Photographer Stephen Wilkes creates an intimate portrait of his mentor, Jay Maisel, as he leaves the 30,000 square foot building in the Bowery that he's inhabited and filled with his ...
See full summary »
A married couple is forced to reckon with their idealized image of their son, adopted from war-torn Eritrea, after an alarming discovery by a devoted high school teacher threatens his status as an all-star student.
Cynthia and Mary show up to collect Cynthia's inheritance from her deceased grandfather, but the only item she receives is an antique sword that was believed by her grandfather to be proof that the South won the Civil War.
Salam, an inexperienced young Palestinian man, becomes a writer on a popular soap opera after a chance meeting with an Israeli soldier. His creative career is on the rise - until the ... See full summary »
Photographer Stephen Wilkes creates an intimate portrait of his mentor, Jay Maisel, as he leaves the 30,000 square foot building in the Bowery that he's inhabited and filled with his eccentric collection of beautiful random objects for the last 40 years - known as 'The Bank.'
Is Jay Maisel an artist? a genius if reluctant real estate investor? or both?
"Jay Myself" (2018 release; 76 min.) is a documentary about the life and works of Jay Maisel, noted photographer (in particular of all things New York), and reluctant real estate guru. We get to know Maisel through the lens of Stephen Wilkes, who comments that in 1979 he became an apprentice of sorts of Maisel, and had the great fortune of working under him and being mentored. All of this was taking place in "the Bank", a 6 story building in Manhattan's Bowery, and which Maisel had purchased in the mid-60s for next-to-nothing. Now 50 years later, Maisel is selling the Bank for tens of millions of dollars. But it also means he needs to clean up 50 years' worth of art, artifacts and memories... At this point we are 10 min. into the movie.

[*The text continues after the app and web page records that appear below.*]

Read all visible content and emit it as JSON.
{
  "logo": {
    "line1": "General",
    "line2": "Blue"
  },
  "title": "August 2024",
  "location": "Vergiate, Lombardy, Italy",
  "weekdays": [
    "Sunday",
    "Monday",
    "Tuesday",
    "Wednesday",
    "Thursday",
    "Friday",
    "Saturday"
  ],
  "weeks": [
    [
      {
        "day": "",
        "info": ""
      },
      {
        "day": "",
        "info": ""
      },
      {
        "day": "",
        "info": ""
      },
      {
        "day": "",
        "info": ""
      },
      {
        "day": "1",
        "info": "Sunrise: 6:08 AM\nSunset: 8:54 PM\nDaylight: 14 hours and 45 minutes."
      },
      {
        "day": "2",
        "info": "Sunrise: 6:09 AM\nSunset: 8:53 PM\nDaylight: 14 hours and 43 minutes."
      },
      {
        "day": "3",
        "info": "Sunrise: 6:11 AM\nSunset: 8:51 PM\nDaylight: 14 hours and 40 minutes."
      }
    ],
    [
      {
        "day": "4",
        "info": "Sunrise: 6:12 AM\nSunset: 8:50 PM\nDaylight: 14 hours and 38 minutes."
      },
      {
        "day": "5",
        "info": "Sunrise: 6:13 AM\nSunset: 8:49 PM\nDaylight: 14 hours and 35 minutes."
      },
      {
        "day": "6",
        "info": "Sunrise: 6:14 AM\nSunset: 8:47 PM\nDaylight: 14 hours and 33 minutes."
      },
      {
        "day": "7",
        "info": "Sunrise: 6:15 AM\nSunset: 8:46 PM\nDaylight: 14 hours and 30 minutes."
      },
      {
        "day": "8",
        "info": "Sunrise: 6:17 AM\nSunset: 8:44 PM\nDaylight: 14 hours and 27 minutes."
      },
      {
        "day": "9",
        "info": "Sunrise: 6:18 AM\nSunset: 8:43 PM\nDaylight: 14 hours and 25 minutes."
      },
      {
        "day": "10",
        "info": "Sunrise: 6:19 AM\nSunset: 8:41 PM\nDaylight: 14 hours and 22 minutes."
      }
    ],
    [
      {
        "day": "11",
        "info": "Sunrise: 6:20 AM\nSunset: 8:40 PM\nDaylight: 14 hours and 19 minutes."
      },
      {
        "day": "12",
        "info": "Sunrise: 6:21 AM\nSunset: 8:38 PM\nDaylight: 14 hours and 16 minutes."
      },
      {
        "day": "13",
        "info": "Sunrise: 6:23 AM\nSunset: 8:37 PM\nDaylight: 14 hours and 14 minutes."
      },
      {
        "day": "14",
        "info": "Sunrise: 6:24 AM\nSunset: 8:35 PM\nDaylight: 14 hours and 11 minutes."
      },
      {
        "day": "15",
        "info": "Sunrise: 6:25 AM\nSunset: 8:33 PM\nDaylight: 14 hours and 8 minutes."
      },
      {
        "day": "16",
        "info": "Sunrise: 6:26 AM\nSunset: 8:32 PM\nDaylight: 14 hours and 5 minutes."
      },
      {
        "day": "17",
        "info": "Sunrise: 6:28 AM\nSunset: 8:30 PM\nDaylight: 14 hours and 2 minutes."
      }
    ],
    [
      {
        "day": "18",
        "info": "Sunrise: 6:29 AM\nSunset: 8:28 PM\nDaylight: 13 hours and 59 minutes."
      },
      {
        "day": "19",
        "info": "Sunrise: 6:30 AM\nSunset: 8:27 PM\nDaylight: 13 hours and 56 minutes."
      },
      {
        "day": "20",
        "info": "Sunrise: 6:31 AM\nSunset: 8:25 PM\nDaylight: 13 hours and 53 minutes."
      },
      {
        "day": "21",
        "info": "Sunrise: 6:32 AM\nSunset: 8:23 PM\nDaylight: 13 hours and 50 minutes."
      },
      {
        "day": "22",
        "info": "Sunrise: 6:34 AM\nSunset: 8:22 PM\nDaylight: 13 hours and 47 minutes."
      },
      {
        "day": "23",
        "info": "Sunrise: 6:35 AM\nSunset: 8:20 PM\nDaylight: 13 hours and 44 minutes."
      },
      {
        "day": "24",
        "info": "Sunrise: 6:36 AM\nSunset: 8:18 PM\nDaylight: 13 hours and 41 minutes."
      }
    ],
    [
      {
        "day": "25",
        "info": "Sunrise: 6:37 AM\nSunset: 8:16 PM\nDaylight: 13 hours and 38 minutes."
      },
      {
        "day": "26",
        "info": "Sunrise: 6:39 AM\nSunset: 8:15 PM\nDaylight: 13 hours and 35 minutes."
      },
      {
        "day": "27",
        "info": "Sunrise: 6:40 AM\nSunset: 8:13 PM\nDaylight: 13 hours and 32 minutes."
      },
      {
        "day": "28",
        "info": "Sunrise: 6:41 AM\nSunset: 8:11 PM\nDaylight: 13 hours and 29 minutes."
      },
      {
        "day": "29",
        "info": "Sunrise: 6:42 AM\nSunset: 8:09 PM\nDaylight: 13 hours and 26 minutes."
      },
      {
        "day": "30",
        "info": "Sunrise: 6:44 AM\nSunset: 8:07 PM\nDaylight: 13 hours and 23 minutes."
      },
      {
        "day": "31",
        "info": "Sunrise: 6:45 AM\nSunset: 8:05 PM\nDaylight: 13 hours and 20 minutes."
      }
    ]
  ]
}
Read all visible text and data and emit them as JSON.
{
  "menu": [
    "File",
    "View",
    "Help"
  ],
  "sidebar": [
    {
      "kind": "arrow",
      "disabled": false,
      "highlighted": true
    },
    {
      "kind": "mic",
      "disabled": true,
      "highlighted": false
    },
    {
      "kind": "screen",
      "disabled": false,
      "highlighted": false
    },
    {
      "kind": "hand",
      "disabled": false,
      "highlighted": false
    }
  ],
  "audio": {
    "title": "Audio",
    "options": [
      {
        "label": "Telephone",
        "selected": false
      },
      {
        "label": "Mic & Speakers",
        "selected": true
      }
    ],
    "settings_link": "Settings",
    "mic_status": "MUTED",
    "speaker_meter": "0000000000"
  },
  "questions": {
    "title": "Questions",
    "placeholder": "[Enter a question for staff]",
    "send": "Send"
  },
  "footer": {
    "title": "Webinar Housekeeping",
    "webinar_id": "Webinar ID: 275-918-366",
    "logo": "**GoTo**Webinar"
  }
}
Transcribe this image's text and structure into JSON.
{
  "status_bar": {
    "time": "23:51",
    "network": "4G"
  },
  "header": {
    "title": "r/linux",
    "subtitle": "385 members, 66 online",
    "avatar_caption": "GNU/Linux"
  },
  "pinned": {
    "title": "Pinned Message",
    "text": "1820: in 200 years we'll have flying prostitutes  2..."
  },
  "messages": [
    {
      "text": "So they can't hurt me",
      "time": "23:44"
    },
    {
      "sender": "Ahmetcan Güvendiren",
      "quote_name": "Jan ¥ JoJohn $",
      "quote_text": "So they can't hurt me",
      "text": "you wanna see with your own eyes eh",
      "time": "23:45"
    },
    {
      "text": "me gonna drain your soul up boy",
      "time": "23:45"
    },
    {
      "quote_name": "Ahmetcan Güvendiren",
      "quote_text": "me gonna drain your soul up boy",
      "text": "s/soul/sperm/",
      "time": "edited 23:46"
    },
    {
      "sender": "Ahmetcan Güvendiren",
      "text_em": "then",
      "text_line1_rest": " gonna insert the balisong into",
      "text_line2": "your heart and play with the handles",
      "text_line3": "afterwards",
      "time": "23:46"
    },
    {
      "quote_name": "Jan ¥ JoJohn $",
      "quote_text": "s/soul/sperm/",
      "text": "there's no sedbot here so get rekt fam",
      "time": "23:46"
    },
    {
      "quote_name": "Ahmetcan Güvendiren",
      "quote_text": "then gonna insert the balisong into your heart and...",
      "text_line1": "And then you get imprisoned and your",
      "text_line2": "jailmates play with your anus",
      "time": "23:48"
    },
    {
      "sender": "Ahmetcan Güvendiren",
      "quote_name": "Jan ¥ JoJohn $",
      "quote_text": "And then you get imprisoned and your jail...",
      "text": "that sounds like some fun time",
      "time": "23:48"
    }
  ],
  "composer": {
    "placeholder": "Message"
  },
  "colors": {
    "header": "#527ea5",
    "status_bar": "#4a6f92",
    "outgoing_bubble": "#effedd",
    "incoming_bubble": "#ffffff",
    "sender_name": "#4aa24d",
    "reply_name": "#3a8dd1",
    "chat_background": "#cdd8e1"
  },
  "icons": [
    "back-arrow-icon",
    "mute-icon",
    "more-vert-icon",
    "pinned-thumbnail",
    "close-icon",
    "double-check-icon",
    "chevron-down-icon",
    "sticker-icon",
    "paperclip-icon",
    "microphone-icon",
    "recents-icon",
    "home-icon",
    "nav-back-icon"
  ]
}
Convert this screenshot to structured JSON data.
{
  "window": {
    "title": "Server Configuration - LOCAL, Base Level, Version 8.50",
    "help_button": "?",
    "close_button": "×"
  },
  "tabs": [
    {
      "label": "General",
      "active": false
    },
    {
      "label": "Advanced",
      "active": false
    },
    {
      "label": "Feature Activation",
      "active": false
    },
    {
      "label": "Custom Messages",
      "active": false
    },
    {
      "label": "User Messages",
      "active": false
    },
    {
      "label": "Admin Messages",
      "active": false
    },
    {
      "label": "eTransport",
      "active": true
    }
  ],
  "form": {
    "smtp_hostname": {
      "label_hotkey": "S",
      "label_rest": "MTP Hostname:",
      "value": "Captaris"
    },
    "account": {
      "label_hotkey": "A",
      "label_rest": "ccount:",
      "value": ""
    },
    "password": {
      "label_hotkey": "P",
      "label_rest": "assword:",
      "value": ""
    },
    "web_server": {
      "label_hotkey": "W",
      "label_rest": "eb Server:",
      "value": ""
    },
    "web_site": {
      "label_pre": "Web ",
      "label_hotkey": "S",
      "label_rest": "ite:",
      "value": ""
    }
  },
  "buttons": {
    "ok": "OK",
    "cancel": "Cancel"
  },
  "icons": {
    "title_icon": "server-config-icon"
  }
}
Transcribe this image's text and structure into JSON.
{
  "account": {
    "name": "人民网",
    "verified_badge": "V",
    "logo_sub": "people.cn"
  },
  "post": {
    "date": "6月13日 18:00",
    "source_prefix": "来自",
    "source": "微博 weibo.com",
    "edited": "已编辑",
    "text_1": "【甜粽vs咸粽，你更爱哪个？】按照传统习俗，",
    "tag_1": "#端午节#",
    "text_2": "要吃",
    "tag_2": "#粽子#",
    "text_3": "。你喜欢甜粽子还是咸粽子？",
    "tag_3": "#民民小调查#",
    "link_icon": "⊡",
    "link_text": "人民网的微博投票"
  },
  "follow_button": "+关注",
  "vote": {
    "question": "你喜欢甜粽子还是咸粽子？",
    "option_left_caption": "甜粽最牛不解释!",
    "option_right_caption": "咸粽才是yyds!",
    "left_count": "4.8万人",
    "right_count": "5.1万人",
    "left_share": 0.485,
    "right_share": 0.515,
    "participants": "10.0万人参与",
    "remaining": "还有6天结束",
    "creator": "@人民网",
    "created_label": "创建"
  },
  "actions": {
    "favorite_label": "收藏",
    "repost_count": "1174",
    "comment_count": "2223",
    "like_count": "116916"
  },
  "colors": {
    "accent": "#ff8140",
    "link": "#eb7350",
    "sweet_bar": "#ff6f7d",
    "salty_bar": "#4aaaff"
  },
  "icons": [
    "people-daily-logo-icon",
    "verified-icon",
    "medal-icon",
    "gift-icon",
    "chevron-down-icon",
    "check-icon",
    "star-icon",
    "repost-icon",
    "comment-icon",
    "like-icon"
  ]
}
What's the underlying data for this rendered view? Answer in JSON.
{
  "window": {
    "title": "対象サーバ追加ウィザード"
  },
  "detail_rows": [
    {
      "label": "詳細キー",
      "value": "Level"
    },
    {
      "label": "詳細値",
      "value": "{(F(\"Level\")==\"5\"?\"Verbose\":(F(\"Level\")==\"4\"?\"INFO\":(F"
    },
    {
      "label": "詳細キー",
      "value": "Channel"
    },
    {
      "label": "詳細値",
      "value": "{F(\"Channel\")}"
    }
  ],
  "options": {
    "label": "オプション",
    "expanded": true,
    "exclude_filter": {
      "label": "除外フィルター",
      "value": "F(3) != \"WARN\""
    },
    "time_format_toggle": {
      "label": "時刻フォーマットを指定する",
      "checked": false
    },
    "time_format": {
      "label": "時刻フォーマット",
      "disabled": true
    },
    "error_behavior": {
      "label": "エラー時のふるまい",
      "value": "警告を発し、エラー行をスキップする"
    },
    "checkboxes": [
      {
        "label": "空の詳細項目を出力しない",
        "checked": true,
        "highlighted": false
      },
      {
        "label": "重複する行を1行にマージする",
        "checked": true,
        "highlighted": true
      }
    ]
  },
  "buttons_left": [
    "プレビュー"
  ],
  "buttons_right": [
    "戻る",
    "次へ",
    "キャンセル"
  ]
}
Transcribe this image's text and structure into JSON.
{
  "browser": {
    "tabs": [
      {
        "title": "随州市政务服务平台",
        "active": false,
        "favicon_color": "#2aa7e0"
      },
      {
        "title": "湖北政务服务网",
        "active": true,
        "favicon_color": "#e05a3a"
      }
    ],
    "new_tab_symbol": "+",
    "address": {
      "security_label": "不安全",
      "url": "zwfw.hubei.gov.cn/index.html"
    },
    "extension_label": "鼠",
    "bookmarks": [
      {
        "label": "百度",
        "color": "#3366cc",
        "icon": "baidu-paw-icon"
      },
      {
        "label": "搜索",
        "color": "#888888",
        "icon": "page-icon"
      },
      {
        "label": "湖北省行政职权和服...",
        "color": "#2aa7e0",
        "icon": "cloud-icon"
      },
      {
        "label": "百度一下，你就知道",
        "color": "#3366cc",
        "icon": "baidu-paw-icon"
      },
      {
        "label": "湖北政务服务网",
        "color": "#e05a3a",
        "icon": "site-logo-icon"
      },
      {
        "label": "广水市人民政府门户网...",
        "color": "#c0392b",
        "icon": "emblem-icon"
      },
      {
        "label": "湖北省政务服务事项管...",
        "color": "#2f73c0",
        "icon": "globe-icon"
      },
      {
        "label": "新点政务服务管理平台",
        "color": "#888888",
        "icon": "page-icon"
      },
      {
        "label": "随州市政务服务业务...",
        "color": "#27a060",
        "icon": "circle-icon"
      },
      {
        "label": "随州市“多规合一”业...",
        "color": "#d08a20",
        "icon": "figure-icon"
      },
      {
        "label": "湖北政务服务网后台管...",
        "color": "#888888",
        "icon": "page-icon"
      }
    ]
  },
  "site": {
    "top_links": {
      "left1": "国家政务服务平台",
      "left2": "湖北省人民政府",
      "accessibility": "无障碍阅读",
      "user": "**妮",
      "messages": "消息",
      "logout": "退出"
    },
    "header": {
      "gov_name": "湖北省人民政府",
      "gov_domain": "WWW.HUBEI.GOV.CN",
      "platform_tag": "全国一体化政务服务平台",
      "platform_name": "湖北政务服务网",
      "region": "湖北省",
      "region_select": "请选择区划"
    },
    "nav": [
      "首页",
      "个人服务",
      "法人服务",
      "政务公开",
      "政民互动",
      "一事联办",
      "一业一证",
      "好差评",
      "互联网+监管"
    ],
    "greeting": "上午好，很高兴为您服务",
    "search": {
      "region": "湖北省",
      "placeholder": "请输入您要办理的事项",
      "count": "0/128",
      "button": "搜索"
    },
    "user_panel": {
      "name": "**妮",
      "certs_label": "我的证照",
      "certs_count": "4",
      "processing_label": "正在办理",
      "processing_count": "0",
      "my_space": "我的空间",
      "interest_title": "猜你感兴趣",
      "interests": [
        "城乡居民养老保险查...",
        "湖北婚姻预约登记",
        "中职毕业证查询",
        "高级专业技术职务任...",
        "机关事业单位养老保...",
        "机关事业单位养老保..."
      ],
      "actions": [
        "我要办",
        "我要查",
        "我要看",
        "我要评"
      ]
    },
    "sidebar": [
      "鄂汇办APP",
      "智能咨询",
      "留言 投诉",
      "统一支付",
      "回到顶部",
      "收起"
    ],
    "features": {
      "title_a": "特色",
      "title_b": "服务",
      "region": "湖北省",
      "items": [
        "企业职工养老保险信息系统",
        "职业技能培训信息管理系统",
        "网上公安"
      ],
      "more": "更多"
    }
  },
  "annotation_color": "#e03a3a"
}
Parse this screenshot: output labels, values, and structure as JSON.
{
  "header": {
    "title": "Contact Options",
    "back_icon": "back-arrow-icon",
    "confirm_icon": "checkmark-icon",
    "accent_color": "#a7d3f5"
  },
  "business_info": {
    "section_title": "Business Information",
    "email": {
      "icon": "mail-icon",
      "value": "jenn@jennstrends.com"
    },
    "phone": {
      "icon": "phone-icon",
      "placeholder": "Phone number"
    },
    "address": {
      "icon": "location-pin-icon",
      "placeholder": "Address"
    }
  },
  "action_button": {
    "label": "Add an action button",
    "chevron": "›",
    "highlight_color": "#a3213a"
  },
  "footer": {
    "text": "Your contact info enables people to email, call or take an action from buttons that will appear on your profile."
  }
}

Couple of comments: this is the feature length documentary debut of Stephen Wilkes, who was for all practical purposes given full access to that amazing building. Along the way we get an up-close assessment of Maisel's output as a photographer, which is nothing short of amazing. Maisel and Wilkes discuss all of this as if among friends (which they probably are). We also get a good sense of the changes that New York, and in particular lower Manhattan, have gone through during these decades. In that sense the movie is a but nostalgic, in the best possible way, as if Maisel took it upon himself to chronicle New York's changing fortunes. But in the end, this movie feels being almost as much about the Bank than it is about Maisel. Please note that this movie is quite short, as in literally less than an hour and 15 min. (if you exclude the credits).
"Jay Myself" opened out of the blue this weekend at my local art-house theater here in Cincinnati. I figure this will not play very long, so I went to see it right away. The Sunday matinee screening where I saw this at was attended dismally (3 people including myself). If you like documentaries, or photography, or New York, I'd readily suggest you check this out, be it in the theater (not very likely), on VOD. or eventually on DVD/Blu-ray, and draw your own conclusion.
1 of 1 people found this review helpful.
Was this review helpful to you?
| Report this